> [Description of the task]
Search the records that follow and extract every line containing the string "nsxt".

*** Opening of Provided information ***

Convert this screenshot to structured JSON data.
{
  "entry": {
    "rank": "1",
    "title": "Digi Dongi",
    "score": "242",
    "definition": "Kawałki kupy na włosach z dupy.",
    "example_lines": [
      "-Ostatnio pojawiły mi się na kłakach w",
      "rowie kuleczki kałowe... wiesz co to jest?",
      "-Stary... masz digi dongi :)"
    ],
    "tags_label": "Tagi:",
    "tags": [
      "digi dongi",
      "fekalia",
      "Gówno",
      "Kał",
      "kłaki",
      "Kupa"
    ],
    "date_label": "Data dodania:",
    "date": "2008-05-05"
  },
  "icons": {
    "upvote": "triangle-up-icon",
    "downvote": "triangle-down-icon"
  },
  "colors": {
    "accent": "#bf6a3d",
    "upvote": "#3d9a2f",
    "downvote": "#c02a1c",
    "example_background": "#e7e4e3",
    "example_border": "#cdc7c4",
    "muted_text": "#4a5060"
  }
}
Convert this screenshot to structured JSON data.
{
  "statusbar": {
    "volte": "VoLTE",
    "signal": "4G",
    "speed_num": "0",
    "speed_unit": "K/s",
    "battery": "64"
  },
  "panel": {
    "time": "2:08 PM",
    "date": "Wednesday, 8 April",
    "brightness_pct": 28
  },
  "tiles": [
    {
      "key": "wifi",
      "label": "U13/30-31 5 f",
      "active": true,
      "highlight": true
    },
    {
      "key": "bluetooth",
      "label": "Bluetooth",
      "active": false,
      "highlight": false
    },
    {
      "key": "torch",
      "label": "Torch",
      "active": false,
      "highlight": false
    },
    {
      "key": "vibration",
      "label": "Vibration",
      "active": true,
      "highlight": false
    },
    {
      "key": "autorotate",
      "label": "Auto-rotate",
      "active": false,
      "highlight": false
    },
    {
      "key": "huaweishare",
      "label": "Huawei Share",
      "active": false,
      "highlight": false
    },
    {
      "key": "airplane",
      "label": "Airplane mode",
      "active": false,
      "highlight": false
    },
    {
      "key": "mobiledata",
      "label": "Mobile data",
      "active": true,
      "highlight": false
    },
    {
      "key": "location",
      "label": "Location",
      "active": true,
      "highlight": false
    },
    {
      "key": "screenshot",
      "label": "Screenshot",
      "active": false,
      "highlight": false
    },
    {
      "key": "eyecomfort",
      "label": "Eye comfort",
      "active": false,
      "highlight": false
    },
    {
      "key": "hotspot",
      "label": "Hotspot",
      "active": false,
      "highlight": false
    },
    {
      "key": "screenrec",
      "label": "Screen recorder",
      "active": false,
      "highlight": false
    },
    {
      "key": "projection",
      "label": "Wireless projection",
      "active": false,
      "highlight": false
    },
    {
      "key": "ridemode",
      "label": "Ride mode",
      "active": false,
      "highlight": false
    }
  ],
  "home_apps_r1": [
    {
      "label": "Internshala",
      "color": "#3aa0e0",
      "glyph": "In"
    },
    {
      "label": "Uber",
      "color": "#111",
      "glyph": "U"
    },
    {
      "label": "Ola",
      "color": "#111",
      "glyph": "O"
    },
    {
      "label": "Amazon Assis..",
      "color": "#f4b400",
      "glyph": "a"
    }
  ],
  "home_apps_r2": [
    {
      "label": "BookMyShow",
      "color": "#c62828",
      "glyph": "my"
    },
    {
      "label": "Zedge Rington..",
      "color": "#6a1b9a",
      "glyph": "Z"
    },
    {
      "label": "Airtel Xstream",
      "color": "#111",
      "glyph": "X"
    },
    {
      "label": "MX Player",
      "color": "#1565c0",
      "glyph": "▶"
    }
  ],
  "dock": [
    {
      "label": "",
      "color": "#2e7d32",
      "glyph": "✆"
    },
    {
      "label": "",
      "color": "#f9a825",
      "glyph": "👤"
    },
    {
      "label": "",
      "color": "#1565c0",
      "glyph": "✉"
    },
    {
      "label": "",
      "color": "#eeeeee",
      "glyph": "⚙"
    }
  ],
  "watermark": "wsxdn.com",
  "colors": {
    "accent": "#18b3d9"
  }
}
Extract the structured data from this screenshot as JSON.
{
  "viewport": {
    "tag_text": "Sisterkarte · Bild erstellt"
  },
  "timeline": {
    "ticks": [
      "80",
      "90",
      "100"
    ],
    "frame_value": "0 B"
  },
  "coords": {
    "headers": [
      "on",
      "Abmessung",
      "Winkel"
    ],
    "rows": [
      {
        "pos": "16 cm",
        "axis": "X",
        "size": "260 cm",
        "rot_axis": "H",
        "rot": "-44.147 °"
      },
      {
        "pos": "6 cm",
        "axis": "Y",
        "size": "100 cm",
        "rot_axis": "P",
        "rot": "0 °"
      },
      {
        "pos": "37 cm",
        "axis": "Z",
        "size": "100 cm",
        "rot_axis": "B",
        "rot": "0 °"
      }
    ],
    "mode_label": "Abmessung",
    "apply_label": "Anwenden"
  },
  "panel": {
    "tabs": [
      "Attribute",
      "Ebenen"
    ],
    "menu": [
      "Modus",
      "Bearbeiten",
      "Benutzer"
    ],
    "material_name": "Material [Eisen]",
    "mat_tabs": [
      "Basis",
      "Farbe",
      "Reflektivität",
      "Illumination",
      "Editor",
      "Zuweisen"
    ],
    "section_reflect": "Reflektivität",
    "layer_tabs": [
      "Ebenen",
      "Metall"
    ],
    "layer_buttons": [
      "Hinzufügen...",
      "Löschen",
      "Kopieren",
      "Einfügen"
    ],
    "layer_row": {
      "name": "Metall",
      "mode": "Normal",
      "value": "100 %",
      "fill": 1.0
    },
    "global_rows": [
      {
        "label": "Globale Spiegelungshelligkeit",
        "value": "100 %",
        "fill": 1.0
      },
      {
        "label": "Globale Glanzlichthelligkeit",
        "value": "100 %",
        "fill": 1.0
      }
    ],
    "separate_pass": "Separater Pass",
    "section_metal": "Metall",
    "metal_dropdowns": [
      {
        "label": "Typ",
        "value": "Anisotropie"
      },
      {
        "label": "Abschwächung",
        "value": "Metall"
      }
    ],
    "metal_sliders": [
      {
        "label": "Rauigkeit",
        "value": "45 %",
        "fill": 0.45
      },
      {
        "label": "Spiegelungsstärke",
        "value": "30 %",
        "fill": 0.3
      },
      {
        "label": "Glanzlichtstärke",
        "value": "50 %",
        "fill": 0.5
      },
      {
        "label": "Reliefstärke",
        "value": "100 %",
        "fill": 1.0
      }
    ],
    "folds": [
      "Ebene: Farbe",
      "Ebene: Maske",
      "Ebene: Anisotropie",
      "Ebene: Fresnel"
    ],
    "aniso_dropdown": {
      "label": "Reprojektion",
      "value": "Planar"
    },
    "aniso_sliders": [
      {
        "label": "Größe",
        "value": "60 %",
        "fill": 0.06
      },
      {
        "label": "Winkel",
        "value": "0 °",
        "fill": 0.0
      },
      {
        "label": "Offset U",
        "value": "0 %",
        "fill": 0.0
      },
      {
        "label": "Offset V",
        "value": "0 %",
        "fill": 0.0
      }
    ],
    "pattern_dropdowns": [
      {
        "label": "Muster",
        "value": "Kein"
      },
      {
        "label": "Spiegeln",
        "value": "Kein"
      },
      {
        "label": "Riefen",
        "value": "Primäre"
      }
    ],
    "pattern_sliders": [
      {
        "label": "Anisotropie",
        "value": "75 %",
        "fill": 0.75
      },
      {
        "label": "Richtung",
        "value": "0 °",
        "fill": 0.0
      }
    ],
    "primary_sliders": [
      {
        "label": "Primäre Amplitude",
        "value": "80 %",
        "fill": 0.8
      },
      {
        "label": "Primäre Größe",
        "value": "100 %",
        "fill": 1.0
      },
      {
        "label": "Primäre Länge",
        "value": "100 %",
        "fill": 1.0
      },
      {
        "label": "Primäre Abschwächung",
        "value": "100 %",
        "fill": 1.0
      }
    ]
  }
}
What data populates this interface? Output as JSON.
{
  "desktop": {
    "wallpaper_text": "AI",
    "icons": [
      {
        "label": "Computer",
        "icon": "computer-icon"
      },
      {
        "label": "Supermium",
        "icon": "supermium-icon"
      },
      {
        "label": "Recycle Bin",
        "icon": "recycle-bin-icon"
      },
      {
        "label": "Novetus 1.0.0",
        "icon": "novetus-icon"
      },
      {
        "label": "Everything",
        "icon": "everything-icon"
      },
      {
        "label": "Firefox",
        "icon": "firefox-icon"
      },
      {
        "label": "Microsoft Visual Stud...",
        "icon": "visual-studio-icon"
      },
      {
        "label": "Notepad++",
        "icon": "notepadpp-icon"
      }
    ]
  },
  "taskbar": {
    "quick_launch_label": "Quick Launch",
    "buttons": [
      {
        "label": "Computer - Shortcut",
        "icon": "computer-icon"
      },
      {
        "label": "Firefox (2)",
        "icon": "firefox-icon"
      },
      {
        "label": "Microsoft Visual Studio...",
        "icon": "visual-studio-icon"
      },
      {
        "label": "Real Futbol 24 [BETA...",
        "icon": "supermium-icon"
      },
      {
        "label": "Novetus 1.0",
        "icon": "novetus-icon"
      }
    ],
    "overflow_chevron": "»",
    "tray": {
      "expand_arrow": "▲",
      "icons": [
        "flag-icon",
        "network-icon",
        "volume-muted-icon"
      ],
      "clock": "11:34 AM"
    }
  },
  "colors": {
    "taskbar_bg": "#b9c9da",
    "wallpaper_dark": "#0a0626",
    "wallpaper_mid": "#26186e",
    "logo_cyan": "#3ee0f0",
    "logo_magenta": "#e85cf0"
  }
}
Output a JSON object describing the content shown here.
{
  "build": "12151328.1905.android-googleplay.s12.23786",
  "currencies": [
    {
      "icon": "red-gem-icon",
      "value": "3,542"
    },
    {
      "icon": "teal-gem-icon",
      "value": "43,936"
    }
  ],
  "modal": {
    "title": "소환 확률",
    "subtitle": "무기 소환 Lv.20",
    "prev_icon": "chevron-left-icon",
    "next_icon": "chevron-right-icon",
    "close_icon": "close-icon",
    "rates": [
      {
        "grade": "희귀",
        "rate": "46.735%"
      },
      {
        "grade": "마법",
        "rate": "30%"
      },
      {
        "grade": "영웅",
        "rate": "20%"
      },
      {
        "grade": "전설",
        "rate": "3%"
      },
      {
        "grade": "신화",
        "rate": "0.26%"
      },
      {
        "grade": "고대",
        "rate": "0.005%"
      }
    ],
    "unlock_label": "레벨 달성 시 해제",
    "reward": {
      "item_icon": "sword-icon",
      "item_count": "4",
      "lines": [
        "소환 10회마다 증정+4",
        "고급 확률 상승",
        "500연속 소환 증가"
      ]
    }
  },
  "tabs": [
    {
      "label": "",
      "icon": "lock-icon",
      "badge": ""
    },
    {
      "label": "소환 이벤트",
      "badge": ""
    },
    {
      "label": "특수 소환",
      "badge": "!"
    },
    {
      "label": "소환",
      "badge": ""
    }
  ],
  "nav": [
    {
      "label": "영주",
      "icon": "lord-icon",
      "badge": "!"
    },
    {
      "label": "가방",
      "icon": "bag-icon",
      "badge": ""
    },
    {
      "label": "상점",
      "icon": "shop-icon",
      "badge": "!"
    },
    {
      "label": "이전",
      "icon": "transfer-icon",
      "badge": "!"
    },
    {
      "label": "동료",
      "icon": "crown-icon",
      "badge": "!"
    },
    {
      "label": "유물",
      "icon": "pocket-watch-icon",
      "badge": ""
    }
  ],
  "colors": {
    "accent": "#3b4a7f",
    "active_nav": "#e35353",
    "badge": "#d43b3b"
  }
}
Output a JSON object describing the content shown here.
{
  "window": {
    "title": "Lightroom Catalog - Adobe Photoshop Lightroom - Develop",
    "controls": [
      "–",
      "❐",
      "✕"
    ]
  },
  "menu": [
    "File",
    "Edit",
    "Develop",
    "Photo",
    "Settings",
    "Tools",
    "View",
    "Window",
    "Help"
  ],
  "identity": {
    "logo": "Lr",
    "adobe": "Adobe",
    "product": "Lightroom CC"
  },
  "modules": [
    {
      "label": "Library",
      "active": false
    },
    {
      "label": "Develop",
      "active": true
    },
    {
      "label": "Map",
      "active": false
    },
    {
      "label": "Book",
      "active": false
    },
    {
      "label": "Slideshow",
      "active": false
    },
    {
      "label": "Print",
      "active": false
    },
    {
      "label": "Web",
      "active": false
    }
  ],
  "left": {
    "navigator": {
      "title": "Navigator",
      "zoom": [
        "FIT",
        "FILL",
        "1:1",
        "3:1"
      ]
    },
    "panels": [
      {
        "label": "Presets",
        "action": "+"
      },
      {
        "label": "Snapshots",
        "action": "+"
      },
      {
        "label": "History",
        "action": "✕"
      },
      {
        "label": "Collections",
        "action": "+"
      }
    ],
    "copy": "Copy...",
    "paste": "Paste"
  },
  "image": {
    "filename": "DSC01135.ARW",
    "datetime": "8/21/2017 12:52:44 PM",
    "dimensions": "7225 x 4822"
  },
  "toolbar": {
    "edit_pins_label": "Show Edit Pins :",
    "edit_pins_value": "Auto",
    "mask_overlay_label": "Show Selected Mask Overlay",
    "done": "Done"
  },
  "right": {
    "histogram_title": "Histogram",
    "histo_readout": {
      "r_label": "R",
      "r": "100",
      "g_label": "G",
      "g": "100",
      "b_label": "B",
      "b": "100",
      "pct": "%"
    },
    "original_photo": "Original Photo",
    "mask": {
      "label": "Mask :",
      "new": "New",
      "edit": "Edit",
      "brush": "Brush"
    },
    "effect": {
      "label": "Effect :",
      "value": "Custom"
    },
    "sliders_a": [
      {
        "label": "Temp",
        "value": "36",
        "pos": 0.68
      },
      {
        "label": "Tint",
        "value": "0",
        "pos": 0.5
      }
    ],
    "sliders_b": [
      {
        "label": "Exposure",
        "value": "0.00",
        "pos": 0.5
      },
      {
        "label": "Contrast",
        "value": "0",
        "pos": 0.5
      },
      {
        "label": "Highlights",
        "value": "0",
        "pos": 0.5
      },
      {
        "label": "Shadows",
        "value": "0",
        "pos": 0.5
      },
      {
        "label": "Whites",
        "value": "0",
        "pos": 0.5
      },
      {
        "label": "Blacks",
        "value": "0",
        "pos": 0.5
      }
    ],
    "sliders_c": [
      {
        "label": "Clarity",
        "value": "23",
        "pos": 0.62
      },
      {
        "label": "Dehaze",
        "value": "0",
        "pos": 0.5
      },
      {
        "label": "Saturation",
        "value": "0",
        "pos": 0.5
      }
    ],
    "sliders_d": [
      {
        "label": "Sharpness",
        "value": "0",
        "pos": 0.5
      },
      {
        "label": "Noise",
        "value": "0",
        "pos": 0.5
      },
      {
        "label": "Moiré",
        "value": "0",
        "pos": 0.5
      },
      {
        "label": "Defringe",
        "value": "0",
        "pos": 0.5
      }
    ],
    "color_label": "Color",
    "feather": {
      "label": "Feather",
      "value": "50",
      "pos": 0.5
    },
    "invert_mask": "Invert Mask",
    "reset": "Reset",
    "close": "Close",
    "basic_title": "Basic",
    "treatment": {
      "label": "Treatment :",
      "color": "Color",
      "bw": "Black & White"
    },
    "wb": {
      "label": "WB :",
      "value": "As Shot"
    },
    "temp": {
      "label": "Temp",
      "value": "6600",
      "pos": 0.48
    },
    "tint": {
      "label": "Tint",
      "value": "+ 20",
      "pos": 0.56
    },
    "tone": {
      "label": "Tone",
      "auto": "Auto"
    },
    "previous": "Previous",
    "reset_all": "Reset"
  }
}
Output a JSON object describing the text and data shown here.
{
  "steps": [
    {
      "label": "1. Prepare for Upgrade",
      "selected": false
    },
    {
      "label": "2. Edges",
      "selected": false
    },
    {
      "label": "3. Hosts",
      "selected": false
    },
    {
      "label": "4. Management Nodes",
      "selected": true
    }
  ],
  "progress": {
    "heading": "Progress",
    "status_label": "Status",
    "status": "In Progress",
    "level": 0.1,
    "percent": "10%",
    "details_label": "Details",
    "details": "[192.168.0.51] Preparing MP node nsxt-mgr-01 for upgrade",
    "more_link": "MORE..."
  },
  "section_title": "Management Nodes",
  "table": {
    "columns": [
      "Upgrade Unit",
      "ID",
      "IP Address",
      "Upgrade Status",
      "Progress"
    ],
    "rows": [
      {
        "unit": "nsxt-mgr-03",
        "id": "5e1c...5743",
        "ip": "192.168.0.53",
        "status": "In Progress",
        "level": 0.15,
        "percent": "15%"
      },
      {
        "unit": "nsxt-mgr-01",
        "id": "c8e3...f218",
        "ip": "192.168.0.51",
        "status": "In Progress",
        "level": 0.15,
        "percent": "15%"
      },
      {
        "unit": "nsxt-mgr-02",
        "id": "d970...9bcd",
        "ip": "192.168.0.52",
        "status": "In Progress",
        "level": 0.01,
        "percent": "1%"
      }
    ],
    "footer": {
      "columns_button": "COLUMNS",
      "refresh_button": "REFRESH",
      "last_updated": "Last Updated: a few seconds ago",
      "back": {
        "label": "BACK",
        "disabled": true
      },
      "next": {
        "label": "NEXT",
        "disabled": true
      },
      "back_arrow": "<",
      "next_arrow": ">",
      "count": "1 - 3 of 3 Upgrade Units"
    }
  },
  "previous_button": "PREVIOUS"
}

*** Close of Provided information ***

> [Solution for this exercise]
    "details": "[192.168.0.51] Preparing MP node nsxt-mgr-01 for upgrade",
        "unit": "nsxt-mgr-03",
        "unit": "nsxt-mgr-01",
        "unit": "nsxt-mgr-02",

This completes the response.